Supplied data below:

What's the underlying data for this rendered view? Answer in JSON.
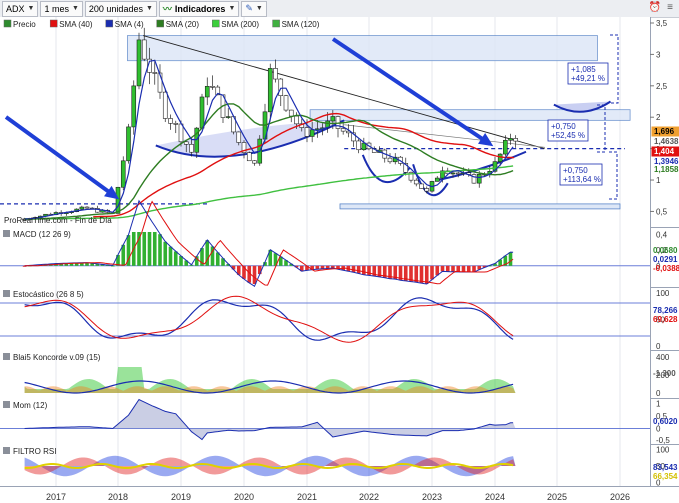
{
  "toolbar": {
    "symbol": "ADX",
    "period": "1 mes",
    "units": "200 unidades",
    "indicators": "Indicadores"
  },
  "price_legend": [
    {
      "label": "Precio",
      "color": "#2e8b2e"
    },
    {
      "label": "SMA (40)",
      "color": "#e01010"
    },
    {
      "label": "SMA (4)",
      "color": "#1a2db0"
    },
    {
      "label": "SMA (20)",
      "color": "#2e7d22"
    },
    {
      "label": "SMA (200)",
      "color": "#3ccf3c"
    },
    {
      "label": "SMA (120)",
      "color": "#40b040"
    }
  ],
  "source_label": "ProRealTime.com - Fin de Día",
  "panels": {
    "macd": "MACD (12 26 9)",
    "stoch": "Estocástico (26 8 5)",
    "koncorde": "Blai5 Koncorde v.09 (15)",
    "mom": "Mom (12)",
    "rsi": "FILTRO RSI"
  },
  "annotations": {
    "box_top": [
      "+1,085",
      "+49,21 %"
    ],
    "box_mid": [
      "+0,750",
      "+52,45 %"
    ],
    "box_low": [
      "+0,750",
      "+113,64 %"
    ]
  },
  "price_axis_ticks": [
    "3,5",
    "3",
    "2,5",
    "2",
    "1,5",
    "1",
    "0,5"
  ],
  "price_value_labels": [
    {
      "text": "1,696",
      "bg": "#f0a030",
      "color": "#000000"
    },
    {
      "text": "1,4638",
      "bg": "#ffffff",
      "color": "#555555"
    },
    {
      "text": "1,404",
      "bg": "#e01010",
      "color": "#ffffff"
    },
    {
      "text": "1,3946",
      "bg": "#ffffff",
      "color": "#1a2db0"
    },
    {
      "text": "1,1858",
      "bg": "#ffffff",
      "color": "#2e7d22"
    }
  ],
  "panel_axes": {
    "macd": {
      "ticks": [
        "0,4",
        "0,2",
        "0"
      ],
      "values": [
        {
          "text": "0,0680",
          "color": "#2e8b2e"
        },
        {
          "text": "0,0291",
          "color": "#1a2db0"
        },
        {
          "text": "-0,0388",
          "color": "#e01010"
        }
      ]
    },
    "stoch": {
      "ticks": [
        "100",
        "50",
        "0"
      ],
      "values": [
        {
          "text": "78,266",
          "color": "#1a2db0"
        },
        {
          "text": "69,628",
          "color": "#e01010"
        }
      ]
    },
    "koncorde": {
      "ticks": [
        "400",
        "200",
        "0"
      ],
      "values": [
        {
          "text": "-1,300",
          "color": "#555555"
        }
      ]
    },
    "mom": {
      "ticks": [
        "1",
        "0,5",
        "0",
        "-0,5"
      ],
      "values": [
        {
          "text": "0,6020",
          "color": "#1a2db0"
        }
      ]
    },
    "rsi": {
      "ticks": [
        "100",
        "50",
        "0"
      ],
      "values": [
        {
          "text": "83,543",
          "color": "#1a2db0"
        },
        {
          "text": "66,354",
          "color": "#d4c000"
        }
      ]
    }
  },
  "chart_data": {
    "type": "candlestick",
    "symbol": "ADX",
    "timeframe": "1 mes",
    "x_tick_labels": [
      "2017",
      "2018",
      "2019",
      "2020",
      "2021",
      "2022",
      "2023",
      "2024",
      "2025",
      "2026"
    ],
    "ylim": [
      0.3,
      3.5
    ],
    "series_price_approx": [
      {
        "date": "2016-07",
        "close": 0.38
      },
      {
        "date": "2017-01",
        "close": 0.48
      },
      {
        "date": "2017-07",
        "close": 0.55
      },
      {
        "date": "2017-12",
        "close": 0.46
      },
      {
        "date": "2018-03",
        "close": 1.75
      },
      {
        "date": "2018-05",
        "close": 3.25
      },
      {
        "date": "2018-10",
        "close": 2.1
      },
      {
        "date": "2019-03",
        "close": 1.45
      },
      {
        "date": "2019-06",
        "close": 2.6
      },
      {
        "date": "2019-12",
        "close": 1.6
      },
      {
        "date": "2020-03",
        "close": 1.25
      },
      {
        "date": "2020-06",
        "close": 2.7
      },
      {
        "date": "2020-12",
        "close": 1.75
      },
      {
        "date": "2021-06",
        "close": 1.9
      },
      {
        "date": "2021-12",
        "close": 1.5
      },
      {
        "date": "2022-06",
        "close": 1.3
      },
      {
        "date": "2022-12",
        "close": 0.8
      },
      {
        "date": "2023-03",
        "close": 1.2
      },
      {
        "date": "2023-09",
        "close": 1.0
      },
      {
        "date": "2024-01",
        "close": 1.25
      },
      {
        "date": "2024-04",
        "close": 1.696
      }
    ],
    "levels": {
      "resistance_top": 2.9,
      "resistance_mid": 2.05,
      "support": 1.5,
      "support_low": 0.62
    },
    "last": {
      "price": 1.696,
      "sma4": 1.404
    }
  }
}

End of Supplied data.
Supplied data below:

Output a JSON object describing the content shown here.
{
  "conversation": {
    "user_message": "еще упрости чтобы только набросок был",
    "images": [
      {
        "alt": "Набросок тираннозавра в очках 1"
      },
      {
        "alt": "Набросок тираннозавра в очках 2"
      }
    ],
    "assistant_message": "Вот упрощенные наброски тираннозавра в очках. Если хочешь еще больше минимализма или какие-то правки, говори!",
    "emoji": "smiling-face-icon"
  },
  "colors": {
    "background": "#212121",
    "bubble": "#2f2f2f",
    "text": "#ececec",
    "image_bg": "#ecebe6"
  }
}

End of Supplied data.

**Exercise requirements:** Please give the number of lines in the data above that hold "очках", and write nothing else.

**Answer to this exercise:** 3